Chief Justice Roberts attempted to keep the case focused and simple. Chief Justice Roberts attempted to keep the discussion focused on the question at hand: what is the property, not whether a taking had occurred. His questioning seemed to reflect his agreement with the Murrs’ position that, when it comes to defining the property, people look to what is at the registry of deeds, not what is embedded in a zoning regulation. He repeatedly challenged the Wisconsin solicitor general, in the solicitor general’s position that the lot lines have no continued legal effect in this case. Roberts pointed out that, until the merger litigation that ended in 2011, the lots had been separately assessed for tax purposes. See Penn Central, supra at 131 (holding property subject to regulatory takings claim is “parcel as a whole— here, the city tax block”) (emphasis added).
Overall, the questioning followed the usual assumptions of judicial ideology. The left wing of the Court appeared more sympathetic to regulation than the right wing. The conservative justices seemed more interested in vindicating, formal, bright-line private property rights than the liberals, who took a broader, more functionalist approach in their questioning.
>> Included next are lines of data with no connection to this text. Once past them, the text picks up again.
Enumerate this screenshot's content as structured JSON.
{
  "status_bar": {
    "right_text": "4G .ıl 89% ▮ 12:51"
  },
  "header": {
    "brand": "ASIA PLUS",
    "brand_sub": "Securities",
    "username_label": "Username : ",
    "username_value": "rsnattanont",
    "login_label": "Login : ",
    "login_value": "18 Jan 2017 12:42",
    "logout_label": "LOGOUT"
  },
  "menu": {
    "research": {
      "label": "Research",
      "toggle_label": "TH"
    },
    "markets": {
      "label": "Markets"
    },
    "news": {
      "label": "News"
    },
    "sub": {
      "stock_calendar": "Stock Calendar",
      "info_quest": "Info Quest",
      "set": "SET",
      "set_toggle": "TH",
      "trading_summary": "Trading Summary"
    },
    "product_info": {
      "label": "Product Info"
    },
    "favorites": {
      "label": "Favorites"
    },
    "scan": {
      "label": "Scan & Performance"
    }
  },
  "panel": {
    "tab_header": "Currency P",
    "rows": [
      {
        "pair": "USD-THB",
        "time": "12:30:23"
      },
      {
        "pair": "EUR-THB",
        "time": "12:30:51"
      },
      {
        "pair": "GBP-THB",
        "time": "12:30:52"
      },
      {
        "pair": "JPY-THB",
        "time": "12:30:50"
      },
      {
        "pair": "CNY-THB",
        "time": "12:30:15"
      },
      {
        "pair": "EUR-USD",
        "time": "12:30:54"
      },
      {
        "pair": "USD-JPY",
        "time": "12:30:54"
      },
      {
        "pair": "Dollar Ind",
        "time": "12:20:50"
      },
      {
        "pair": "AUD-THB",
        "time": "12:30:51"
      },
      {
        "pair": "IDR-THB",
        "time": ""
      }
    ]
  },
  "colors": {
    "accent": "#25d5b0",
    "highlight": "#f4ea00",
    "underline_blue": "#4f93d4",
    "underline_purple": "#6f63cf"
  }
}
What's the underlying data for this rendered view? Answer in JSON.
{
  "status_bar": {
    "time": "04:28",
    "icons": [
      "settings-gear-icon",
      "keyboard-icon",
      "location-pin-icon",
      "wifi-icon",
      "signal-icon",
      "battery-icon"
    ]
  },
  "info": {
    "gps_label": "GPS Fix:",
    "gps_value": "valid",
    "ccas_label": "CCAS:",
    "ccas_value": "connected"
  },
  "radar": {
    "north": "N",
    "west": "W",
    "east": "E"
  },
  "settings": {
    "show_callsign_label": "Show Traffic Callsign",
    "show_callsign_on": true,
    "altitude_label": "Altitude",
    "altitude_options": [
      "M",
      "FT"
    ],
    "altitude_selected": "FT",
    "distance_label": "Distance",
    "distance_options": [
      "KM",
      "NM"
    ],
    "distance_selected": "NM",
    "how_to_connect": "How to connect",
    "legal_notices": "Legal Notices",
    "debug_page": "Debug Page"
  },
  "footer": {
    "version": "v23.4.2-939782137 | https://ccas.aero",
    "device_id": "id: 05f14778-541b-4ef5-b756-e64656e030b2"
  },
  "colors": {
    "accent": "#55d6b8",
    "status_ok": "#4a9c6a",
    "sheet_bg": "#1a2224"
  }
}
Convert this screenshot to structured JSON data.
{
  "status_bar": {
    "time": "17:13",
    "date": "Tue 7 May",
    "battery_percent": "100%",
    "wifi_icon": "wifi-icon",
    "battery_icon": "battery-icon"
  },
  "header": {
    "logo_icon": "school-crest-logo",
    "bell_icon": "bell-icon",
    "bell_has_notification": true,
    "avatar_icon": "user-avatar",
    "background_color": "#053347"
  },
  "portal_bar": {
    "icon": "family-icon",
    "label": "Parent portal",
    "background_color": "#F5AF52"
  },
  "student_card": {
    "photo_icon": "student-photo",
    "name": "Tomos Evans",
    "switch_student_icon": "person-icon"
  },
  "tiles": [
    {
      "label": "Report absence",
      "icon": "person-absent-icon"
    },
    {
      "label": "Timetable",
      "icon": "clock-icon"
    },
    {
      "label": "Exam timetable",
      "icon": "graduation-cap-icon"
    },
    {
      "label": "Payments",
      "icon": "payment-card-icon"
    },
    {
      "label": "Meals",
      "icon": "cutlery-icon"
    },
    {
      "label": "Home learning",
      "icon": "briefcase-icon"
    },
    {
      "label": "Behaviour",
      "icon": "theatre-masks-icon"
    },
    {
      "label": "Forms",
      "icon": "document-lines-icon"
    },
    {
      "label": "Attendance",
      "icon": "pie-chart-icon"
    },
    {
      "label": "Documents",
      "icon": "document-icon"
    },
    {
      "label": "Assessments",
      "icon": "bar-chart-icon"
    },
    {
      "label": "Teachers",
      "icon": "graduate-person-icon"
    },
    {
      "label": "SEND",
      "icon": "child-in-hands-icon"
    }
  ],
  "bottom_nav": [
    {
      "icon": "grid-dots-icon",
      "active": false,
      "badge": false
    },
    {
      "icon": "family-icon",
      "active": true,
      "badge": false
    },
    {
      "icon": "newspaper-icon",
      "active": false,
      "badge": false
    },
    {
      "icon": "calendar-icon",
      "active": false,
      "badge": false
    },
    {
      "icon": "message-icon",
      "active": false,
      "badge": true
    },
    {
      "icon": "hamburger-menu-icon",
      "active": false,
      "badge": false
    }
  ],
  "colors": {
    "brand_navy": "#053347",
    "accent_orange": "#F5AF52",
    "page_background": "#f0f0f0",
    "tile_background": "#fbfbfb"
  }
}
In fact, on one end of the spectrum, Justice Breyer made comments that appeared openly hostile to the relevancy of property rights, even in these in rem proceedings. Placing himself in the position of the State of Wisconsin, in implementing the merger provision, Breyer stated to the petitioners’ counsel that “[y]ou can build one [house]. One. And it doesn’t matter if you have six . . . parcels together or—one. One is what you can build because, after all, this Constitution is concerned about, to paraphrase Justice Warren, protecting people, not rocks.” However, when a court is defining the “rock” that may have been constructively taken, should the court not employ the law that, in fact, defines the “rock” rather than its use? The Court will soon answer this subtly complicated question.
This is merely a summary and discussion of only a small slice of the 70-plus minutes of riveting discussion at oral argument in Murr. As a means of thinking about and analyzing the nature of property, the Murr oral argument is a must-listen-to piece of U.S. real property law history. The Court’s ultimate decision in Murr also promises to have a huge impact on zoning throughout the country, if it reaches the merits of the denominator question and sides with the Murrs. Real estate litigators must stay tuned in.